GOAL OF THE EXERCISE: For the records below, print every one exactly, with nothing dropped.
──────── DATASET CONTENT
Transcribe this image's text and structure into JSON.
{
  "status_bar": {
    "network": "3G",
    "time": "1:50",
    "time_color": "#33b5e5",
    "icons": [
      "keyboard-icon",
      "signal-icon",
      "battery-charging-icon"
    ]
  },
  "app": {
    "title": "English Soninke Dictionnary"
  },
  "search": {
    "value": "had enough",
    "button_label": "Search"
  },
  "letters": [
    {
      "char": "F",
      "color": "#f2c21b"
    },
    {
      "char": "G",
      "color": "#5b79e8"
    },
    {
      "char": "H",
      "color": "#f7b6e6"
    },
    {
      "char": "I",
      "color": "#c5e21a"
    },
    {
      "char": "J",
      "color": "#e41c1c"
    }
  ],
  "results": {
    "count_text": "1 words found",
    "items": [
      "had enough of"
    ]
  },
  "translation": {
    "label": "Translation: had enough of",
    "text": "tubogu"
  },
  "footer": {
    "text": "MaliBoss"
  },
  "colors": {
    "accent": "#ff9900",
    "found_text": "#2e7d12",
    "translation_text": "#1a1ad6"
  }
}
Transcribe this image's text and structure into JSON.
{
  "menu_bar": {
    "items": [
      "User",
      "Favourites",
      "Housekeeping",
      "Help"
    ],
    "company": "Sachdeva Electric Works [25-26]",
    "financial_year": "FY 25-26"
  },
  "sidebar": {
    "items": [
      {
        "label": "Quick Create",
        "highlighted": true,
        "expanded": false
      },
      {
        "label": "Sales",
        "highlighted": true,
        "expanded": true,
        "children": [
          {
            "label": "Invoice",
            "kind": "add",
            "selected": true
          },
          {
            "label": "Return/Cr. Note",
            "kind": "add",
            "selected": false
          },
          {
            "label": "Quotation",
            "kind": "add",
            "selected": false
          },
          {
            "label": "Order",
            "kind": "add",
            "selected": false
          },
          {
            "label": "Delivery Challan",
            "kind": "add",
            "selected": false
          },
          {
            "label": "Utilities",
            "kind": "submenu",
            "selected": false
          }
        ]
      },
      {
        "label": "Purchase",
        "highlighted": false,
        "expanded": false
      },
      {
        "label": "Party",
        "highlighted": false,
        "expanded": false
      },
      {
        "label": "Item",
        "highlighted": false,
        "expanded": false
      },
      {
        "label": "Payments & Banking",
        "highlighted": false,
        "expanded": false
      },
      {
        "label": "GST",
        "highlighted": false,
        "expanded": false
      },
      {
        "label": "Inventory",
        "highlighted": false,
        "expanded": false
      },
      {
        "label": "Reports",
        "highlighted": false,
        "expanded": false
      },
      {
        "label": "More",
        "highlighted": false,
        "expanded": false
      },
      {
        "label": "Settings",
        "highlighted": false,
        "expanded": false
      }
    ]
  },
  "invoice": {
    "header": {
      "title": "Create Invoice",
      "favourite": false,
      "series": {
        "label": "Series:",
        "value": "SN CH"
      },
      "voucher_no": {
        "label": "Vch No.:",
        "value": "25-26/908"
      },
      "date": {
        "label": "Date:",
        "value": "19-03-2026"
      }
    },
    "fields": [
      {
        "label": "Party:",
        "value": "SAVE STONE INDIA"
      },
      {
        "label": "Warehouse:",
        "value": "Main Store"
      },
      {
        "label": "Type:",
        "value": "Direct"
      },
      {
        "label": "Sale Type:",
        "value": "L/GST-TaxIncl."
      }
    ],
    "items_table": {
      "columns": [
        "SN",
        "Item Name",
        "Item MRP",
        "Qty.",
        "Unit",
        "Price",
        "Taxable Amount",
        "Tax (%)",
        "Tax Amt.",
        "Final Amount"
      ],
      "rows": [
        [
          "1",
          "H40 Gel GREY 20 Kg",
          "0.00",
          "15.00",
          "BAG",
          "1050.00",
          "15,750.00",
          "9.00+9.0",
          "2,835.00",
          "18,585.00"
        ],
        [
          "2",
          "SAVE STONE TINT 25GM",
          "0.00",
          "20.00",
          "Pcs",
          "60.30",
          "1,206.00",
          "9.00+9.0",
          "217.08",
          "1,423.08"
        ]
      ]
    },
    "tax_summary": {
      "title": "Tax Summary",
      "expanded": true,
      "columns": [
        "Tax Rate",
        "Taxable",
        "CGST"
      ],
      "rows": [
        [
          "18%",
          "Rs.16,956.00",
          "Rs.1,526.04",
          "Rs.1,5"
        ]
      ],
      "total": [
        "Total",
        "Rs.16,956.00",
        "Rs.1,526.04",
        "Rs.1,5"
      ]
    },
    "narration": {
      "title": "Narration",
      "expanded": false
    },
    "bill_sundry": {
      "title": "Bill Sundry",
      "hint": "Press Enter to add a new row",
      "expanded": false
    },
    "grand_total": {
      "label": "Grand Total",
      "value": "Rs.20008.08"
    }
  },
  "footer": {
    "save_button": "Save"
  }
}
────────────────
SOLVED PROBLEM:
Transcribe this image's text and structure into JSON.
{
  "status_bar": {
    "network": "3G",
    "time": "1:50",
    "time_color": "#33b5e5",
    "icons": [
      "keyboard-icon",
      "signal-icon",
      "battery-charging-icon"
    ]
  },
  "app": {
    "title": "English Soninke Dictionnary"
  },
  "search": {
    "value": "had enough",
    "button_label": "Search"
  },
  "letters": [
    {
      "char": "F",
      "color": "#f2c21b"
    },
    {
      "char": "G",
      "color": "#5b79e8"
    },
    {
      "char": "H",
      "color": "#f7b6e6"
    },
    {
      "char": "I",
      "color": "#c5e21a"
    },
    {
      "char": "J",
      "color": "#e41c1c"
    }
  ],
  "results": {
    "count_text": "1 words found",
    "items": [
      "had enough of"
    ]
  },
  "translation": {
    "label": "Translation: had enough of",
    "text": "tubogu"
  },
  "footer": {
    "text": "MaliBoss"
  },
  "colors": {
    "accent": "#ff9900",
    "found_text": "#2e7d12",
    "translation_text": "#1a1ad6"
  }
}
Transcribe this image's text and structure into JSON.
{
  "menu_bar": {
    "items": [
      "User",
      "Favourites",
      "Housekeeping",
      "Help"
    ],
    "company": "Sachdeva Electric Works [25-26]",
    "financial_year": "FY 25-26"
  },
  "sidebar": {
    "items": [
      {
        "label": "Quick Create",
        "highlighted": true,
        "expanded": false
      },
      {
        "label": "Sales",
        "highlighted": true,
        "expanded": true,
        "children": [
          {
            "label": "Invoice",
            "kind": "add",
            "selected": true
          },
          {
            "label": "Return/Cr. Note",
            "kind": "add",
            "selected": false
          },
          {
            "label": "Quotation",
            "kind": "add",
            "selected": false
          },
          {
            "label": "Order",
            "kind": "add",
            "selected": false
          },
          {
            "label": "Delivery Challan",
            "kind": "add",
            "selected": false
          },
          {
            "label": "Utilities",
            "kind": "submenu",
            "selected": false
          }
        ]
      },
      {
        "label": "Purchase",
        "highlighted": false,
        "expanded": false
      },
      {
        "label": "Party",
        "highlighted": false,
        "expanded": false
      },
      {
        "label": "Item",
        "highlighted": false,
        "expanded": false
      },
      {
        "label": "Payments & Banking",
        "highlighted": false,
        "expanded": false
      },
      {
        "label": "GST",
        "highlighted": false,
        "expanded": false
      },
      {
        "label": "Inventory",
        "highlighted": false,
        "expanded": false
      },
      {
        "label": "Reports",
        "highlighted": false,
        "expanded": false
      },
      {
        "label": "More",
        "highlighted": false,
        "expanded": false
      },
      {
        "label": "Settings",
        "highlighted": false,
        "expanded": false
      }
    ]
  },
  "invoice": {
    "header": {
      "title": "Create Invoice",
      "favourite": false,
      "series": {
        "label": "Series:",
        "value": "SN CH"
      },
      "voucher_no": {
        "label": "Vch No.:",
        "value": "25-26/908"
      },
      "date": {
        "label": "Date:",
        "value": "19-03-2026"
      }
    },
    "fields": [
      {
        "label": "Party:",
        "value": "SAVE STONE INDIA"
      },
      {
        "label": "Warehouse:",
        "value": "Main Store"
      },
      {
        "label": "Type:",
        "value": "Direct"
      },
      {
        "label": "Sale Type:",
        "value": "L/GST-TaxIncl."
      }
    ],
    "items_table": {
      "columns": [
        "SN",
        "Item Name",
        "Item MRP",
        "Qty.",
        "Unit",
        "Price",
        "Taxable Amount",
        "Tax (%)",
        "Tax Amt.",
        "Final Amount"
      ],
      "rows": [
        [
          "1",
          "H40 Gel GREY 20 Kg",
          "0.00",
          "15.00",
          "BAG",
          "1050.00",
          "15,750.00",
          "9.00+9.0",
          "2,835.00",
          "18,585.00"
        ],
        [
          "2",
          "SAVE STONE TINT 25GM",
          "0.00",
          "20.00",
          "Pcs",
          "60.30",
          "1,206.00",
          "9.00+9.0",
          "217.08",
          "1,423.08"
        ]
      ]
    },
    "tax_summary": {
      "title": "Tax Summary",
      "expanded": true,
      "columns": [
        "Tax Rate",
        "Taxable",
        "CGST"
      ],
      "rows": [
        [
          "18%",
          "Rs.16,956.00",
          "Rs.1,526.04",
          "Rs.1,5"
        ]
      ],
      "total": [
        "Total",
        "Rs.16,956.00",
        "Rs.1,526.04",
        "Rs.1,5"
      ]
    },
    "narration": {
      "title": "Narration",
      "expanded": false
    },
    "bill_sundry": {
      "title": "Bill Sundry",
      "hint": "Press Enter to add a new row",
      "expanded": false
    },
    "grand_total": {
      "label": "Grand Total",
      "value": "Rs.20008.08"
    }
  },
  "footer": {
    "save_button": "Save"
  }
}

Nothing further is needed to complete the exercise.